>> queue.
>It's a shame that the X event dispatcher doesn't already do this for
>I suppose MrEd could peek ahead in the event queue and collapse update
>events itself. It doesn't sound difficult, but I'm not sure.

Doesn't the X Toolkit do this? I'm not sure if it's exactly the same
thing, but the compress_exposures flag in Xt widgets should do
something close to this. It also updates the region of the generated
Expose event to be the union of the rectangles in the individual
events (not just the bounding box).

>> Also if I get an on-paint event it would be nice to find
>> out which region of my canvas has been damaged and needs
>> to be repainted.
>No. In principle, it wouldn't be too difficult to add an operatio that
>gets the bounding box of the current update region.
>I have to say, though, that I've never found such an operation to be
>useful. It's often worthwhile to limit drawing to the current visible
>region, but I've never seen fine-grained masking pay off.

I've seen the speed difference every now and then, in various X
applications that I've used over the years. When I notice it, it makes
me think the programmer was lazy, but otherwise it usually isn't very

For example, if the application copies the display from a pre-drawn
buffer (as, e.g., image viewers and games often do), there is quite a
large difference in the amount of memory operations if you only need
to copy a small part of the window. It might be most noticeable when
the data is copied over the network from a client-side buffer (e.g.,
an XImage) and the window is gradually moved from under another so
that small parts become visible at a time.

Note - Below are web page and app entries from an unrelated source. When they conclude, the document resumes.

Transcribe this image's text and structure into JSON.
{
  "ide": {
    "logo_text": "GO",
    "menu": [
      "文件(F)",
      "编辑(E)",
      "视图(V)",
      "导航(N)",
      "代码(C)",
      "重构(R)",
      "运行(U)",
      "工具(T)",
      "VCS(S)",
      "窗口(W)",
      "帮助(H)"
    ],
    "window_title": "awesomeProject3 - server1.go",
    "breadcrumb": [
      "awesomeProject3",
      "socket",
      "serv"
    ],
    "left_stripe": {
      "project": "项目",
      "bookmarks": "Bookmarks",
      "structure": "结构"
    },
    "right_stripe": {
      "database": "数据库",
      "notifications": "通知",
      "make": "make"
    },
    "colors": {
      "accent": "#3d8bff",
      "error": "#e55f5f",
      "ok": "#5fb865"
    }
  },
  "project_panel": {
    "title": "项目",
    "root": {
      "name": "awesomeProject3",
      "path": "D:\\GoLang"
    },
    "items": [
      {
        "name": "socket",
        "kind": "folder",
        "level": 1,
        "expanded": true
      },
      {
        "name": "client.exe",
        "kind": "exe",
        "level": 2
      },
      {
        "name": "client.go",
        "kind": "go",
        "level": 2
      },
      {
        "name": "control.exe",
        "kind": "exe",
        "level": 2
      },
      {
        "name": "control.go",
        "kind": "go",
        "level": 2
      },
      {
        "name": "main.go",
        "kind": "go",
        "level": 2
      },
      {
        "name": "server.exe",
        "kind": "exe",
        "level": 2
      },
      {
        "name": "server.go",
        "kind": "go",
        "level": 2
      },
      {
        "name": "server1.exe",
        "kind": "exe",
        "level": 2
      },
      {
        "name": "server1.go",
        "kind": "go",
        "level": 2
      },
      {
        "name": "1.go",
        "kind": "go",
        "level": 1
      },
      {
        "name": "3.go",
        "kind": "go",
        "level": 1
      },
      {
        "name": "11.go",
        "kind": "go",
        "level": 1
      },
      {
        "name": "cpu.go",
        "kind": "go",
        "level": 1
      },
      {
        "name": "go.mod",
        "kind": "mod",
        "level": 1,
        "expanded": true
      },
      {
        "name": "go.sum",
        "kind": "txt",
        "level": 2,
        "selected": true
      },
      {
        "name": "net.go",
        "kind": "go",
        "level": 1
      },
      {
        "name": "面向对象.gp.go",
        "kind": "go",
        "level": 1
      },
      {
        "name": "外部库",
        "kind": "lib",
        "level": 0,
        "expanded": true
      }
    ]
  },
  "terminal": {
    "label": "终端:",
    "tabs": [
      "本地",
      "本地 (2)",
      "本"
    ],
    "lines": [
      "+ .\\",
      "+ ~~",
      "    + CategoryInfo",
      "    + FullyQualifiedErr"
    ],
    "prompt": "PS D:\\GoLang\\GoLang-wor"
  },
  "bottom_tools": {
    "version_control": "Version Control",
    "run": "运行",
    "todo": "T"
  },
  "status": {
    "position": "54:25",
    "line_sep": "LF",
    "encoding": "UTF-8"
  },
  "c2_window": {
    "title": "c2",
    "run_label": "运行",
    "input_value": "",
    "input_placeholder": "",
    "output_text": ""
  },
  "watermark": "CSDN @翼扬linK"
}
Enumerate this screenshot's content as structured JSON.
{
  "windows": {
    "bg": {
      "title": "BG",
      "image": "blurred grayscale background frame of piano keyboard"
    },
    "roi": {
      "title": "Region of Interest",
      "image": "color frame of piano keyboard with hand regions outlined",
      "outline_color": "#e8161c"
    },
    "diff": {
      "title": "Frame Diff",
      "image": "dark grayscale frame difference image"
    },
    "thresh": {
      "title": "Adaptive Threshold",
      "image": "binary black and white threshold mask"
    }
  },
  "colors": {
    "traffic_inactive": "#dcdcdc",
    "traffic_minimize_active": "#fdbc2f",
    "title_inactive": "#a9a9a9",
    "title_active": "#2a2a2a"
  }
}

-=- Rjs -=- Riku.Saikkonen@hut.fi
"I'm more than sympathetic to [source code availability]; I consider
that absolutely indispensable for progress."  -- D. E. Knuth